◆ **What this task involves**: Set down the entries below exactly, leaving out all images.

*** Block opens ***

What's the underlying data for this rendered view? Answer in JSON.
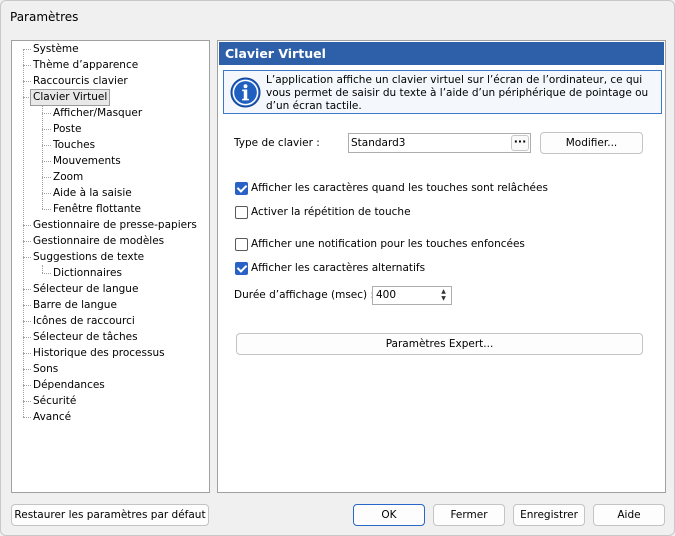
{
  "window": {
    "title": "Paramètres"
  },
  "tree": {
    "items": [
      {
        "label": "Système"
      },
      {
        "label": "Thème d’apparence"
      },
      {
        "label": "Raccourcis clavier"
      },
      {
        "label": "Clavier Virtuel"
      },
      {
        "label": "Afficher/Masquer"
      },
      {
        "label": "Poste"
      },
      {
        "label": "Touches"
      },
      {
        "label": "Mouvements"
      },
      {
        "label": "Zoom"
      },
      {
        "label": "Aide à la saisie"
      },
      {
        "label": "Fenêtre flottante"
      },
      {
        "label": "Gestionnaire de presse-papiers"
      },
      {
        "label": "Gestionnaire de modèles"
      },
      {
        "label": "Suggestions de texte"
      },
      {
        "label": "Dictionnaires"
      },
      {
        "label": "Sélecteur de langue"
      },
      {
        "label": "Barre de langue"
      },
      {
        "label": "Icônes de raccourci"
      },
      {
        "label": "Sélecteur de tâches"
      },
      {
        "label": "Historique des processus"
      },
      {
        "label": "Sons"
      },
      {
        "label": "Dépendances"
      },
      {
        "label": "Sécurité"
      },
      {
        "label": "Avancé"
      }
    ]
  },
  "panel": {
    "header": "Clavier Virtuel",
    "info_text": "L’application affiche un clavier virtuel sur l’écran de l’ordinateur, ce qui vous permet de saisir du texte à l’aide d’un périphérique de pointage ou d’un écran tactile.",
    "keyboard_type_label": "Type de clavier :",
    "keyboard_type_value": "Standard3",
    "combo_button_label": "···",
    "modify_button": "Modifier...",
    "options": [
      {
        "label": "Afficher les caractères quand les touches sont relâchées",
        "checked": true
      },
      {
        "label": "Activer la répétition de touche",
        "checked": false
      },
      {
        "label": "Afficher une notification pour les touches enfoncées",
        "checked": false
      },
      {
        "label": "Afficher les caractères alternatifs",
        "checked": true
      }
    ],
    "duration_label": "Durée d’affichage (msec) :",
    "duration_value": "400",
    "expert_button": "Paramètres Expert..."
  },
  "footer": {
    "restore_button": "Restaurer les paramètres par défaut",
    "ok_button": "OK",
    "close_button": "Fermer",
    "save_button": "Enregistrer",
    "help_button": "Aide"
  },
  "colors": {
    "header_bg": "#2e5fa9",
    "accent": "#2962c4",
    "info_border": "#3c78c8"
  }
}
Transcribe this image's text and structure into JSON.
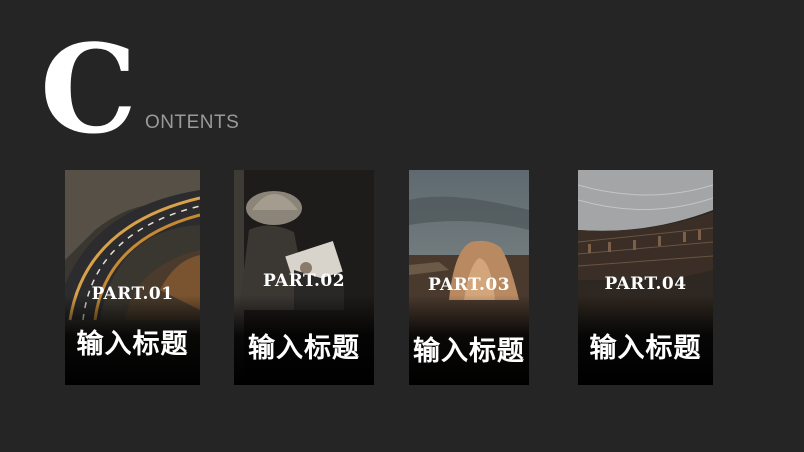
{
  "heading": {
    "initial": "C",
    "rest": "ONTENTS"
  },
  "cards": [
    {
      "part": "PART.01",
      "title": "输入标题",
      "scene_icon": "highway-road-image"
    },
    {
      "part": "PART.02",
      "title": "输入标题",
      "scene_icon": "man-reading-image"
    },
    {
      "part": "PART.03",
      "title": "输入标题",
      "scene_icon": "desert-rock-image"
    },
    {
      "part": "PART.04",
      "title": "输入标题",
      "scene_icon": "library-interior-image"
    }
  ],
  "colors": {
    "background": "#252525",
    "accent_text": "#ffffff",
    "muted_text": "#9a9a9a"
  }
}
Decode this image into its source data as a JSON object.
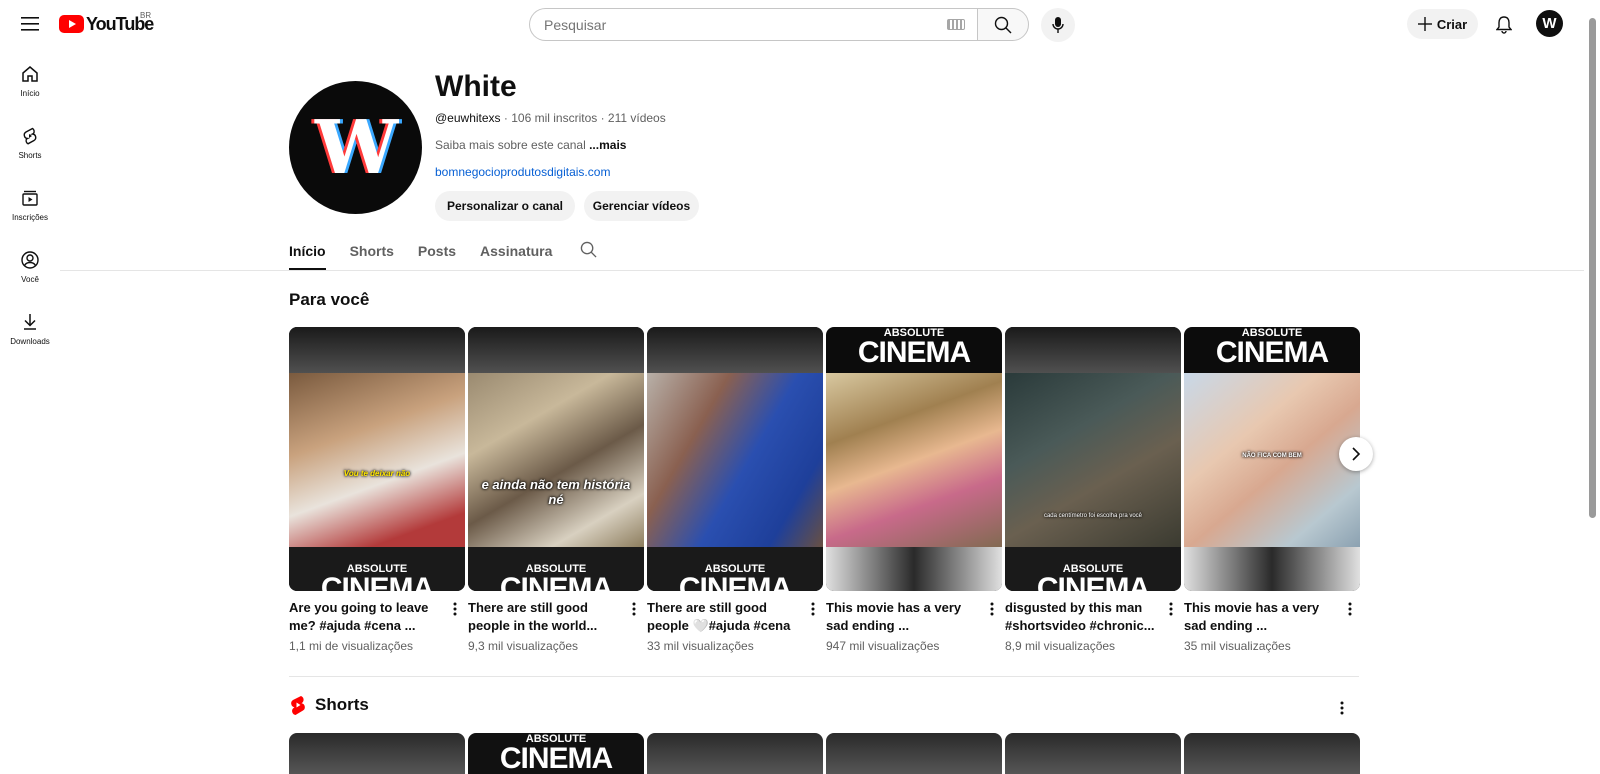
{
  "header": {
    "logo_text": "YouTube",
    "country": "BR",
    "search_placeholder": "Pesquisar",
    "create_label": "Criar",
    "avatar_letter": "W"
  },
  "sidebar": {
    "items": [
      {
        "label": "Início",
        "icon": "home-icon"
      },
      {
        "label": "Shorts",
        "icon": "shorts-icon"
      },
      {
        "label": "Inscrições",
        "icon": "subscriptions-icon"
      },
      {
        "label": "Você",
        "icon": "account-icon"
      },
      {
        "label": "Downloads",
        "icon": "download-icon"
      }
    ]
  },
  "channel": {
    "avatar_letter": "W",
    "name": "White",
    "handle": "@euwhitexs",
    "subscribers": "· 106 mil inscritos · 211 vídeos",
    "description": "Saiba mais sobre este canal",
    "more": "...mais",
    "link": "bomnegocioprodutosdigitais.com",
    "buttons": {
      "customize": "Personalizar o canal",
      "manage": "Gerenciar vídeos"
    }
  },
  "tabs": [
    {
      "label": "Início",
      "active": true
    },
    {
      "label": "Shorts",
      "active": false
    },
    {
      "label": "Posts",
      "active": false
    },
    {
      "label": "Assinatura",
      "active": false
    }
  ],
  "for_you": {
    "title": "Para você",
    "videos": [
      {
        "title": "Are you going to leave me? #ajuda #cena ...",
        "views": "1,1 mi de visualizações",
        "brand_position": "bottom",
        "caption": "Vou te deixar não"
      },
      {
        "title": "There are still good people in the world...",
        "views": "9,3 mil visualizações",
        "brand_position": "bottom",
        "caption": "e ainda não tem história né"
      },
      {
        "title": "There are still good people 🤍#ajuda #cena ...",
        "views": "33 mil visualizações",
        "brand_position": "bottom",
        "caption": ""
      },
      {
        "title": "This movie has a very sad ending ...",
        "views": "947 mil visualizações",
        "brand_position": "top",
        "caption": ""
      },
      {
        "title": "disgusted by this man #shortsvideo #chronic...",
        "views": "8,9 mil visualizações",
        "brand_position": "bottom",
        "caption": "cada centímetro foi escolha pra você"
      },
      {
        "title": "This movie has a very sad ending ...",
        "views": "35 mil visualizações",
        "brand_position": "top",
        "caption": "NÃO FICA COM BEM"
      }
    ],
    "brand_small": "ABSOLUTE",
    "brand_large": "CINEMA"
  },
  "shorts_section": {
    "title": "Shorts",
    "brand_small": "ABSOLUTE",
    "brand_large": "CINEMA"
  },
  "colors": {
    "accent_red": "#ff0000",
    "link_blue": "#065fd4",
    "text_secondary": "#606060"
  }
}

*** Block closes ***

◆ **Task response**:
What's the underlying data for this rendered view? Answer in JSON.
{
  "window": {
    "title": "Paramètres"
  },
  "tree": {
    "items": [
      {
        "label": "Système"
      },
      {
        "label": "Thème d’apparence"
      },
      {
        "label": "Raccourcis clavier"
      },
      {
        "label": "Clavier Virtuel"
      },
      {
        "label": "Afficher/Masquer"
      },
      {
        "label": "Poste"
      },
      {
        "label": "Touches"
      },
      {
        "label": "Mouvements"
      },
      {
        "label": "Zoom"
      },
      {
        "label": "Aide à la saisie"
      },
      {
        "label": "Fenêtre flottante"
      },
      {
        "label": "Gestionnaire de presse-papiers"
      },
      {
        "label": "Gestionnaire de modèles"
      },
      {
        "label": "Suggestions de texte"
      },
      {
        "label": "Dictionnaires"
      },
      {
        "label": "Sélecteur de langue"
      },
      {
        "label": "Barre de langue"
      },
      {
        "label": "Icônes de raccourci"
      },
      {
        "label": "Sélecteur de tâches"
      },
      {
        "label": "Historique des processus"
      },
      {
        "label": "Sons"
      },
      {
        "label": "Dépendances"
      },
      {
        "label": "Sécurité"
      },
      {
        "label": "Avancé"
      }
    ]
  },
  "panel": {
    "header": "Clavier Virtuel",
    "info_text": "L’application affiche un clavier virtuel sur l’écran de l’ordinateur, ce qui vous permet de saisir du texte à l’aide d’un périphérique de pointage ou d’un écran tactile.",
    "keyboard_type_label": "Type de clavier :",
    "keyboard_type_value": "Standard3",
    "combo_button_label": "···",
    "modify_button": "Modifier...",
    "options": [
      {
        "label": "Afficher les caractères quand les touches sont relâchées",
        "checked": true
      },
      {
        "label": "Activer la répétition de touche",
        "checked": false
      },
      {
        "label": "Afficher une notification pour les touches enfoncées",
        "checked": false
      },
      {
        "label": "Afficher les caractères alternatifs",
        "checked": true
      }
    ],
    "duration_label": "Durée d’affichage (msec) :",
    "duration_value": "400",
    "expert_button": "Paramètres Expert..."
  },
  "footer": {
    "restore_button": "Restaurer les paramètres par défaut",
    "ok_button": "OK",
    "close_button": "Fermer",
    "save_button": "Enregistrer",
    "help_button": "Aide"
  },
  "colors": {
    "header_bg": "#2e5fa9",
    "accent": "#2962c4",
    "info_border": "#3c78c8"
  }
}
Transcribe this image's text and structure into JSON.
{
  "heading": {
    "initial": "C",
    "rest": "ONTENTS"
  },
  "cards": [
    {
      "part": "PART.01",
      "title": "输入标题",
      "scene_icon": "highway-road-image"
    },
    {
      "part": "PART.02",
      "title": "输入标题",
      "scene_icon": "man-reading-image"
    },
    {
      "part": "PART.03",
      "title": "输入标题",
      "scene_icon": "desert-rock-image"
    },
    {
      "part": "PART.04",
      "title": "输入标题",
      "scene_icon": "library-interior-image"
    }
  ],
  "colors": {
    "background": "#252525",
    "accent_text": "#ffffff",
    "muted_text": "#9a9a9a"
  }
}
Decode this image into its source data as a JSON object.
{
  "header": {
    "logo_text": "YouTube",
    "country": "BR",
    "search_placeholder": "Pesquisar",
    "create_label": "Criar",
    "avatar_letter": "W"
  },
  "sidebar": {
    "items": [
      {
        "label": "Início",
        "icon": "home-icon"
      },
      {
        "label": "Shorts",
        "icon": "shorts-icon"
      },
      {
        "label": "Inscrições",
        "icon": "subscriptions-icon"
      },
      {
        "label": "Você",
        "icon": "account-icon"
      },
      {
        "label": "Downloads",
        "icon": "download-icon"
      }
    ]
  },
  "channel": {
    "avatar_letter": "W",
    "name": "White",
    "handle": "@euwhitexs",
    "subscribers": "· 106 mil inscritos · 211 vídeos",
    "description": "Saiba mais sobre este canal",
    "more": "...mais",
    "link": "bomnegocioprodutosdigitais.com",
    "buttons": {
      "customize": "Personalizar o canal",
      "manage": "Gerenciar vídeos"
    }
  },
  "tabs": [
    {
      "label": "Início",
      "active": true
    },
    {
      "label": "Shorts",
      "active": false
    },
    {
      "label": "Posts",
      "active": false
    },
    {
      "label": "Assinatura",
      "active": false
    }
  ],
  "for_you": {
    "title": "Para você",
    "videos": [
      {
        "title": "Are you going to leave me? #ajuda #cena ...",
        "views": "1,1 mi de visualizações",
        "brand_position": "bottom",
        "caption": "Vou te deixar não"
      },
      {
        "title": "There are still good people in the world...",
        "views": "9,3 mil visualizações",
        "brand_position": "bottom",
        "caption": "e ainda não tem história né"
      },
      {
        "title": "There are still good people 🤍#ajuda #cena ...",
        "views": "33 mil visualizações",
        "brand_position": "bottom",
        "caption": ""
      },
      {
        "title": "This movie has a very sad ending ...",
        "views": "947 mil visualizações",
        "brand_position": "top",
        "caption": ""
      },
      {
        "title": "disgusted by this man #shortsvideo #chronic...",
        "views": "8,9 mil visualizações",
        "brand_position": "bottom",
        "caption": "cada centímetro foi escolha pra você"
      },
      {
        "title": "This movie has a very sad ending ...",
        "views": "35 mil visualizações",
        "brand_position": "top",
        "caption": "NÃO FICA COM BEM"
      }
    ],
    "brand_small": "ABSOLUTE",
    "brand_large": "CINEMA"
  },
  "shorts_section": {
    "title": "Shorts",
    "brand_small": "ABSOLUTE",
    "brand_large": "CINEMA"
  },
  "colors": {
    "accent_red": "#ff0000",
    "link_blue": "#065fd4",
    "text_secondary": "#606060"
  }
}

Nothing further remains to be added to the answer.